Required action:
Without copying the images, write out all the entries below verbatim.
===== Records to use =====
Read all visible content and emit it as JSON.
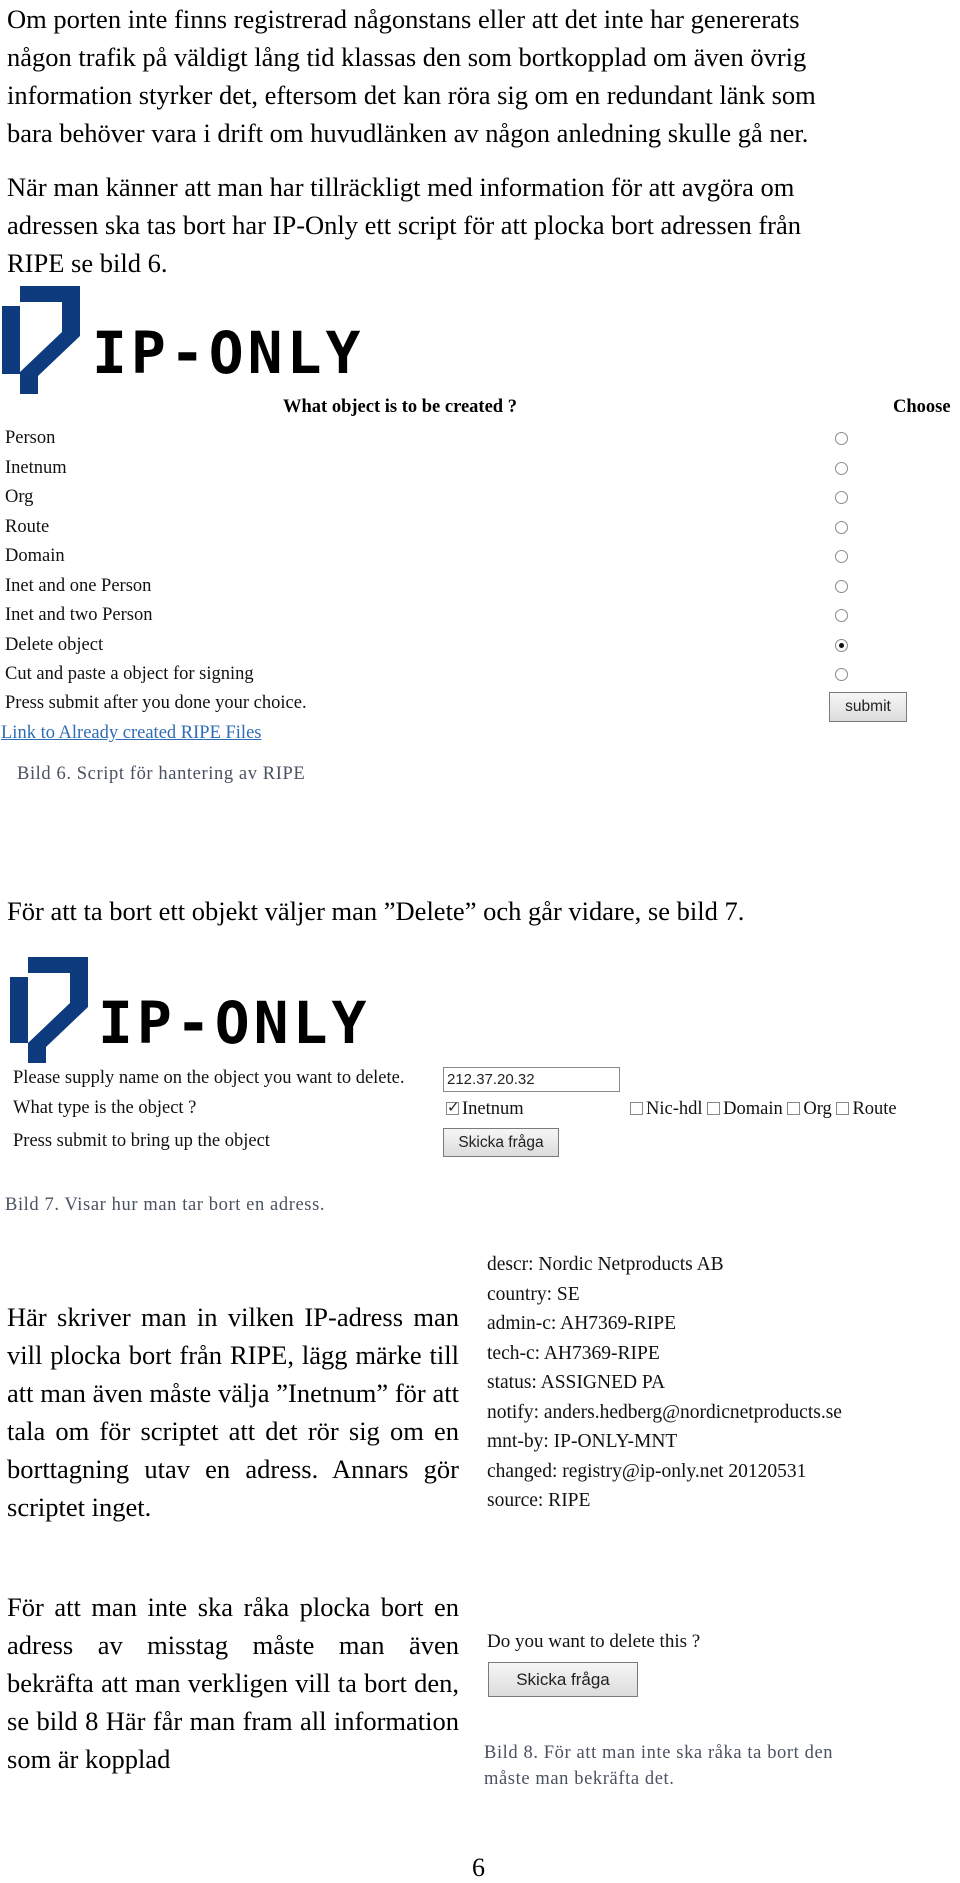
{
  "paragraphs": {
    "intro_1": [
      "Om porten inte finns registrerad någonstans eller att det inte har genererats",
      "någon trafik på väldigt lång tid klassas den som bortkopplad om även övrig",
      "information styrker det, eftersom det kan röra sig om en redundant länk som",
      "bara behöver vara i drift om huvudlänken av någon anledning skulle gå ner."
    ],
    "intro_2": [
      "När man känner att man har tillräckligt med information för att avgöra om",
      "adressen ska tas bort har IP-Only ett script för att plocka bort adressen från",
      "RIPE se bild 6."
    ],
    "delete_intro": "För att ta bort ett objekt väljer man ”Delete” och går vidare, se bild 7.",
    "left_col_1": "Här skriver man in vilken IP-adress man vill plocka bort från RIPE, lägg märke till att man även måste välja ”Inetnum” för att tala om för scriptet att det rör sig om en borttagning utav en adress. Annars gör scriptet inget.",
    "left_col_2": "För att man inte ska råka plocka bort en adress av misstag måste man även bekräfta att man verkligen vill ta bort den, se bild 8 Här får man fram all information som är kopplad"
  },
  "logo": {
    "text": "IP-ONLY",
    "brand_color": "#0d3b7e",
    "text_color": "#000000"
  },
  "figure6": {
    "heading": "What object is to be created ?",
    "choose_label": "Choose",
    "options": [
      {
        "label": "Person",
        "selected": false
      },
      {
        "label": "Inetnum",
        "selected": false
      },
      {
        "label": "Org",
        "selected": false
      },
      {
        "label": "Route",
        "selected": false
      },
      {
        "label": "Domain",
        "selected": false
      },
      {
        "label": "Inet and one Person",
        "selected": false
      },
      {
        "label": "Inet and two Person",
        "selected": false
      },
      {
        "label": "Delete object",
        "selected": true
      },
      {
        "label": "Cut and paste a object for signing",
        "selected": false
      }
    ],
    "instruction": "Press submit after you done your choice.",
    "submit_label": "submit",
    "link_label": "Link to Already created RIPE Files",
    "link_color": "#2e6db5",
    "caption": "Bild 6. Script för hantering av RIPE"
  },
  "figure7": {
    "name_prompt": "Please supply name on the object you want to delete.",
    "name_value": "212.37.20.32",
    "type_prompt": "What type is the object ?",
    "types": [
      {
        "label": "Inetnum",
        "checked": true
      },
      {
        "label": "Nic-hdl",
        "checked": false
      },
      {
        "label": "Domain",
        "checked": false
      },
      {
        "label": "Org",
        "checked": false
      },
      {
        "label": "Route",
        "checked": false
      }
    ],
    "submit_prompt": "Press submit to bring up the object",
    "submit_label": "Skicka fråga",
    "caption": "Bild 7. Visar hur man tar bort en adress."
  },
  "figure8": {
    "ripe_lines": [
      "descr: Nordic Netproducts AB",
      "country: SE",
      "admin-c: AH7369-RIPE",
      "tech-c: AH7369-RIPE",
      "status: ASSIGNED PA",
      "notify: anders.hedberg@nordicnetproducts.se",
      "mnt-by: IP-ONLY-MNT",
      "changed: registry@ip-only.net 20120531",
      "source: RIPE"
    ],
    "confirm_prompt": "Do you want to delete this ?",
    "submit_label": "Skicka fråga",
    "caption_lines": [
      "Bild 8. För att man inte ska råka ta bort den",
      "måste man bekräfta det."
    ],
    "caption_color": "#4a5160"
  },
  "page_number": "6"
}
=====
Task output:
Read all visible content and emit it as JSON.
{
  "paragraphs": {
    "intro_1": [
      "Om porten inte finns registrerad någonstans eller att det inte har genererats",
      "någon trafik på väldigt lång tid klassas den som bortkopplad om även övrig",
      "information styrker det, eftersom det kan röra sig om en redundant länk som",
      "bara behöver vara i drift om huvudlänken av någon anledning skulle gå ner."
    ],
    "intro_2": [
      "När man känner att man har tillräckligt med information för att avgöra om",
      "adressen ska tas bort har IP-Only ett script för att plocka bort adressen från",
      "RIPE se bild 6."
    ],
    "delete_intro": "För att ta bort ett objekt väljer man ”Delete” och går vidare, se bild 7.",
    "left_col_1": "Här skriver man in vilken IP-adress man vill plocka bort från RIPE, lägg märke till att man även måste välja ”Inetnum” för att tala om för scriptet att det rör sig om en borttagning utav en adress. Annars gör scriptet inget.",
    "left_col_2": "För att man inte ska råka plocka bort en adress av misstag måste man även bekräfta att man verkligen vill ta bort den, se bild 8 Här får man fram all information som är kopplad"
  },
  "logo": {
    "text": "IP-ONLY",
    "brand_color": "#0d3b7e",
    "text_color": "#000000"
  },
  "figure6": {
    "heading": "What object is to be created ?",
    "choose_label": "Choose",
    "options": [
      {
        "label": "Person",
        "selected": false
      },
      {
        "label": "Inetnum",
        "selected": false
      },
      {
        "label": "Org",
        "selected": false
      },
      {
        "label": "Route",
        "selected": false
      },
      {
        "label": "Domain",
        "selected": false
      },
      {
        "label": "Inet and one Person",
        "selected": false
      },
      {
        "label": "Inet and two Person",
        "selected": false
      },
      {
        "label": "Delete object",
        "selected": true
      },
      {
        "label": "Cut and paste a object for signing",
        "selected": false
      }
    ],
    "instruction": "Press submit after you done your choice.",
    "submit_label": "submit",
    "link_label": "Link to Already created RIPE Files",
    "link_color": "#2e6db5",
    "caption": "Bild 6. Script för hantering av RIPE"
  },
  "figure7": {
    "name_prompt": "Please supply name on the object you want to delete.",
    "name_value": "212.37.20.32",
    "type_prompt": "What type is the object ?",
    "types": [
      {
        "label": "Inetnum",
        "checked": true
      },
      {
        "label": "Nic-hdl",
        "checked": false
      },
      {
        "label": "Domain",
        "checked": false
      },
      {
        "label": "Org",
        "checked": false
      },
      {
        "label": "Route",
        "checked": false
      }
    ],
    "submit_prompt": "Press submit to bring up the object",
    "submit_label": "Skicka fråga",
    "caption": "Bild 7. Visar hur man tar bort en adress."
  },
  "figure8": {
    "ripe_lines": [
      "descr: Nordic Netproducts AB",
      "country: SE",
      "admin-c: AH7369-RIPE",
      "tech-c: AH7369-RIPE",
      "status: ASSIGNED PA",
      "notify: anders.hedberg@nordicnetproducts.se",
      "mnt-by: IP-ONLY-MNT",
      "changed: registry@ip-only.net 20120531",
      "source: RIPE"
    ],
    "confirm_prompt": "Do you want to delete this ?",
    "submit_label": "Skicka fråga",
    "caption_lines": [
      "Bild 8. För att man inte ska råka ta bort den",
      "måste man bekräfta det."
    ],
    "caption_color": "#4a5160"
  },
  "page_number": "6"
}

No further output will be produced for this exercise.